» Dataset rows describing interfaces
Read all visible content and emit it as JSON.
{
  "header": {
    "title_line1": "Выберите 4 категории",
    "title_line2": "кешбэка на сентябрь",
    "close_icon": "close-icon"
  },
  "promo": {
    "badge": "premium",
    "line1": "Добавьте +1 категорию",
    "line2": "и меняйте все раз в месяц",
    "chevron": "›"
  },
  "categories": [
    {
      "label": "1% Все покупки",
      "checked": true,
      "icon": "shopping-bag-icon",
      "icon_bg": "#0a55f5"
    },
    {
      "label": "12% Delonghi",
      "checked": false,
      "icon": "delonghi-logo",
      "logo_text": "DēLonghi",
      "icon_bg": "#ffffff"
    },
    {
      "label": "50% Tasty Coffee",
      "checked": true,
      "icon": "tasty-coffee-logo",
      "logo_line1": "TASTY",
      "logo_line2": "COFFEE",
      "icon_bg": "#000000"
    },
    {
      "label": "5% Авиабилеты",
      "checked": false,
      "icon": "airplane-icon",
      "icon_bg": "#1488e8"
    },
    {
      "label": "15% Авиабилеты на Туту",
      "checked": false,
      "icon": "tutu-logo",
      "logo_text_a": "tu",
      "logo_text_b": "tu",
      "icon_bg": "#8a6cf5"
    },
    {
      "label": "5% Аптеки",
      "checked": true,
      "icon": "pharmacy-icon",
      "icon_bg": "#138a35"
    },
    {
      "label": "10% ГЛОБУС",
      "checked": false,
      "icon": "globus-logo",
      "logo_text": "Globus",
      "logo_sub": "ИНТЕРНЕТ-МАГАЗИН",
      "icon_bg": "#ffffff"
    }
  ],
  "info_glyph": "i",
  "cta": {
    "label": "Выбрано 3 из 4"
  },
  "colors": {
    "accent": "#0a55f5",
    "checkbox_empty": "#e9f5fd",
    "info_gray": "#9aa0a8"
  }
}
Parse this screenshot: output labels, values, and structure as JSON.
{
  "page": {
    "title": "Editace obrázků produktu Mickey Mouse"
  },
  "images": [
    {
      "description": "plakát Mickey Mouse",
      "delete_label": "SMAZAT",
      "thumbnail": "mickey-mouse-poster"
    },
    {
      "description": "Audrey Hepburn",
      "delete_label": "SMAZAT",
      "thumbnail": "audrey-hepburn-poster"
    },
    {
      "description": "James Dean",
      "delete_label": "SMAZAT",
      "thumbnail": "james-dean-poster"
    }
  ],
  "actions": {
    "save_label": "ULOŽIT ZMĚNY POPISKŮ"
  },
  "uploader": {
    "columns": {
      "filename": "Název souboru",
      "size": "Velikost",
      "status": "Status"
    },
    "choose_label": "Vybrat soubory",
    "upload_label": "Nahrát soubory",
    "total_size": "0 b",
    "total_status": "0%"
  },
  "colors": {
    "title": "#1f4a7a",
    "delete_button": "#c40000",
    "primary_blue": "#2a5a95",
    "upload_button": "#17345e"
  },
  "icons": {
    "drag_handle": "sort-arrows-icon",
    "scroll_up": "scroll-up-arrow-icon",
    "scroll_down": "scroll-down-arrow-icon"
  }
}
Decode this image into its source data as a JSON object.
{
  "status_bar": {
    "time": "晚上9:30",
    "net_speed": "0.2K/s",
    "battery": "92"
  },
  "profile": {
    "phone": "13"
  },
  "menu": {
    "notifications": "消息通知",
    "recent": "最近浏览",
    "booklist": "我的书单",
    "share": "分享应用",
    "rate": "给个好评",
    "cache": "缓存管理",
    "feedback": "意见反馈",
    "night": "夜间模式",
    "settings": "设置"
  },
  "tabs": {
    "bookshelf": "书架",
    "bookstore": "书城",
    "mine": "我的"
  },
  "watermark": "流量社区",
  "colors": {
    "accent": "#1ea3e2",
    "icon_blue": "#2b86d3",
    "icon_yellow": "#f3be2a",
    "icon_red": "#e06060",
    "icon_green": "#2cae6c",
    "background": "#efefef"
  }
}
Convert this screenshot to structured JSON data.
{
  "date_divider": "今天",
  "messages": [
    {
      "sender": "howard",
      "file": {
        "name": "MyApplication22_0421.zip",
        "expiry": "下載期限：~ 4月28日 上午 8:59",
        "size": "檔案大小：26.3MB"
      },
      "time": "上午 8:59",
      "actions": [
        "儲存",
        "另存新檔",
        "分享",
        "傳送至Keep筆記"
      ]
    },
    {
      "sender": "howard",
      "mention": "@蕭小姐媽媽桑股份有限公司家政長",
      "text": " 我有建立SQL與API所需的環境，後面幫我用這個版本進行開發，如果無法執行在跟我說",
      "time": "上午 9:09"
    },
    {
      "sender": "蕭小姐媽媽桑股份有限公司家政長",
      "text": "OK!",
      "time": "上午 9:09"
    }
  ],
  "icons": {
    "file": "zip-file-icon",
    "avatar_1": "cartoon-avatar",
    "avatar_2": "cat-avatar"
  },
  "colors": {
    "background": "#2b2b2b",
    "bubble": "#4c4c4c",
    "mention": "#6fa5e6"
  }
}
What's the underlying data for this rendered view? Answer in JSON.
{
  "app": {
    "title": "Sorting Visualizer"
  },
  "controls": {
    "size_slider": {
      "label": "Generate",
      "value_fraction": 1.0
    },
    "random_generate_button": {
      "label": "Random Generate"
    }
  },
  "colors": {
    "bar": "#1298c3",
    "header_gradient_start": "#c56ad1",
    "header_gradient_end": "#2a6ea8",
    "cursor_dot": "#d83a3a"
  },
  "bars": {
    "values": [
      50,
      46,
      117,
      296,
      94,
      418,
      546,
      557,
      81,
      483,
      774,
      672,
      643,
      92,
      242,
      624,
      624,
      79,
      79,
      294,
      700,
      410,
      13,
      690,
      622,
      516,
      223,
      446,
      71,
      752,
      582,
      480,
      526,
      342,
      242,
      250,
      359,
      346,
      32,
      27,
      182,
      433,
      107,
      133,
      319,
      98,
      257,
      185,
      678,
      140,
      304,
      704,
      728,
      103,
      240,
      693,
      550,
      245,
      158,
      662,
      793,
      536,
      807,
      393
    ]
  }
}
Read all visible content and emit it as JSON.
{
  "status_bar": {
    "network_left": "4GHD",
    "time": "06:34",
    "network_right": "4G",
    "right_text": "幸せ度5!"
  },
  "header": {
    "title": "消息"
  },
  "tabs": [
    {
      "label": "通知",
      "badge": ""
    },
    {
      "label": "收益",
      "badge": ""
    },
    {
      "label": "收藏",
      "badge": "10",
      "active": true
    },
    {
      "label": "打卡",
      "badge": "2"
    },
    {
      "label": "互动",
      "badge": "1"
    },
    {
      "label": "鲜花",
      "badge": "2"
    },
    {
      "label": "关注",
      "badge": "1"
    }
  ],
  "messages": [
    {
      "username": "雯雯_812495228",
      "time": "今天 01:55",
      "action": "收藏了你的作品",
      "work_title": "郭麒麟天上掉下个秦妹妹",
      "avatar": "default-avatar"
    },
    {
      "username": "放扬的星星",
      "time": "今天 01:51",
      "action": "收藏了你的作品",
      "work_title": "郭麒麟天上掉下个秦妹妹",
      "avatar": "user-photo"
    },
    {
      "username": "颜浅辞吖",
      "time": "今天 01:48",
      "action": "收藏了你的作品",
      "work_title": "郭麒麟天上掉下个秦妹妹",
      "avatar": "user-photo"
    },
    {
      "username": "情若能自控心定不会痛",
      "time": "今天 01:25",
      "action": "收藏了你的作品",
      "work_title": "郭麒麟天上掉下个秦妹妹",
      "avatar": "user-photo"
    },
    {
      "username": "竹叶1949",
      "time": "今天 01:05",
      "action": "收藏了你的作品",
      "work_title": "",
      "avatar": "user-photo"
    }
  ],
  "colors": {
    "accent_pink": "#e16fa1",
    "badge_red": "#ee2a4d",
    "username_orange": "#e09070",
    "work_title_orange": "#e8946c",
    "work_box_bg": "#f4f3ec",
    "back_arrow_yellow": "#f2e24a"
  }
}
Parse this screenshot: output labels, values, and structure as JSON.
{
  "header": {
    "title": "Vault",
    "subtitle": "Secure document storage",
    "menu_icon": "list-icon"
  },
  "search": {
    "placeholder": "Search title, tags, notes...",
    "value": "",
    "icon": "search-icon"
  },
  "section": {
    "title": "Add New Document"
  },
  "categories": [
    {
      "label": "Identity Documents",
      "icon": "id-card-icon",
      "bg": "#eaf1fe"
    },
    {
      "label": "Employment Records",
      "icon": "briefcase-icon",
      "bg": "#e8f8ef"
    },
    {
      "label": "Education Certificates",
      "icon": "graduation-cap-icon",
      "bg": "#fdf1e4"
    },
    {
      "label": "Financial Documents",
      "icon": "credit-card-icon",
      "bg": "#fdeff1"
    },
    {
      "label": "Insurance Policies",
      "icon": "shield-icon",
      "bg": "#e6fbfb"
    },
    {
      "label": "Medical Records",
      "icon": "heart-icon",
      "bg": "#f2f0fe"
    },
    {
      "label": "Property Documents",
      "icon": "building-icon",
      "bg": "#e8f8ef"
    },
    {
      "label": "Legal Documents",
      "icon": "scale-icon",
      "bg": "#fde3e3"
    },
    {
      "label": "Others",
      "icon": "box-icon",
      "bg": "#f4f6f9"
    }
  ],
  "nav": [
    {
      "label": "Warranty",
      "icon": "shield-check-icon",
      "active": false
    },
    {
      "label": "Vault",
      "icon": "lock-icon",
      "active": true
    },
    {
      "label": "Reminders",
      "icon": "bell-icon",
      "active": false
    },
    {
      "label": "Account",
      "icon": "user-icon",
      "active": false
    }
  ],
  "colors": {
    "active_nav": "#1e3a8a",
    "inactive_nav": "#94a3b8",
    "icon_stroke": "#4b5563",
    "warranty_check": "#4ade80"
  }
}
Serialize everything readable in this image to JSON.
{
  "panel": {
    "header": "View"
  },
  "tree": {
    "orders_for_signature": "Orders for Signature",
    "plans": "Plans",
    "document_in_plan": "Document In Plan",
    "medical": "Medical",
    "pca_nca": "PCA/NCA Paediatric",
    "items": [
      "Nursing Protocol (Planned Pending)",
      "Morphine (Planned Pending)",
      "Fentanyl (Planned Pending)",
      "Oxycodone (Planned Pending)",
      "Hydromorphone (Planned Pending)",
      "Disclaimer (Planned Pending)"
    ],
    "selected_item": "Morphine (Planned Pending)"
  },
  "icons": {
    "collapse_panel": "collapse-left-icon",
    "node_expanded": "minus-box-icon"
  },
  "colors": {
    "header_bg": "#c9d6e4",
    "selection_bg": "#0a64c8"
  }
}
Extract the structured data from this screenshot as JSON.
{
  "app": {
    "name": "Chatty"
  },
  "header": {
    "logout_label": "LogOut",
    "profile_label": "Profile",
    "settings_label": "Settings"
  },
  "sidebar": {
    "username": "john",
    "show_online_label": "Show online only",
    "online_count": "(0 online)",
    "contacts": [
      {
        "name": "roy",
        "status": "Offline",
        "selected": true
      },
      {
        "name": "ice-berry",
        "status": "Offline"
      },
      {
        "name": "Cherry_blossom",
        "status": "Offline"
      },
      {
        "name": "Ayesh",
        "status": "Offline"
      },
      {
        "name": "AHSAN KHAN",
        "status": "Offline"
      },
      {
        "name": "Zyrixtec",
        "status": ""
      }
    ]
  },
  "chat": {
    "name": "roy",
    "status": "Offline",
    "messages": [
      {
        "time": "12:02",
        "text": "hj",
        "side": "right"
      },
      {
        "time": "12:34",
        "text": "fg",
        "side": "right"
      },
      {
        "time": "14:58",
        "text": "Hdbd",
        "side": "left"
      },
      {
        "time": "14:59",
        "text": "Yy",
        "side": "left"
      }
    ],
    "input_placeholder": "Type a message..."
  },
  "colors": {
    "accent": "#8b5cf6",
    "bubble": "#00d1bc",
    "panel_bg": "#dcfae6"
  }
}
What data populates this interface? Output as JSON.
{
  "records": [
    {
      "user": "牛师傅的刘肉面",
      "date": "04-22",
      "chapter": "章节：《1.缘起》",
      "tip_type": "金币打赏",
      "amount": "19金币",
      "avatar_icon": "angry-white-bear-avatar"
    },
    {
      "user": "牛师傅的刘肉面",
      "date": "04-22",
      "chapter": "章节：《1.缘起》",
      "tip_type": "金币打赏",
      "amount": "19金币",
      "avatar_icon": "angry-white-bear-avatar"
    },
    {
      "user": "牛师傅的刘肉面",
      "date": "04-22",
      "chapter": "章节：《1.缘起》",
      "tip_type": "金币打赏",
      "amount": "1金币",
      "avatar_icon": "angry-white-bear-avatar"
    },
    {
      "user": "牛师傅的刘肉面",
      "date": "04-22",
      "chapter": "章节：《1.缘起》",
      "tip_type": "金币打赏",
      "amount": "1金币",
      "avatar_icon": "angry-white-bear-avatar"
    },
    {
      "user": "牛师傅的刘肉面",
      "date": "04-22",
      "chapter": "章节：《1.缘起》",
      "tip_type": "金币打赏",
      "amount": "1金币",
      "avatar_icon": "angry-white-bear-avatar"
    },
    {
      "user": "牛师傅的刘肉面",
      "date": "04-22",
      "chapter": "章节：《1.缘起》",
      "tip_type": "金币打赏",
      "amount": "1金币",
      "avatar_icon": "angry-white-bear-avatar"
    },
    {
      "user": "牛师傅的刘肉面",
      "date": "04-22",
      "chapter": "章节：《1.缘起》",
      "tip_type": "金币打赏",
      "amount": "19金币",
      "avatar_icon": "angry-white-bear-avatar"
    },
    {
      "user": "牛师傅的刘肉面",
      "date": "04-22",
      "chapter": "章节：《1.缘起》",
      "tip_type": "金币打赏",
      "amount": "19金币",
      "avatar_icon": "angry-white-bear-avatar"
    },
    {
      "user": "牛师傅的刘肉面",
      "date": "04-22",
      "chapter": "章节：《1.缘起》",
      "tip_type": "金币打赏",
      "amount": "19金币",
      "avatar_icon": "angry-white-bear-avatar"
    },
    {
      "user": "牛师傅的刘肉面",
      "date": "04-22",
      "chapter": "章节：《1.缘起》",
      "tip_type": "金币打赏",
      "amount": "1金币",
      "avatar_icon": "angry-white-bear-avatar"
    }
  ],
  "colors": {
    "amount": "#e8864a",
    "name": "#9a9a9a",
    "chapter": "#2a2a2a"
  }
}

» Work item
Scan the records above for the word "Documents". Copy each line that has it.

» Task result
      "label": "Identity Documents",
      "label": "Financial Documents",
      "label": "Property Documents",
      "label": "Legal Documents",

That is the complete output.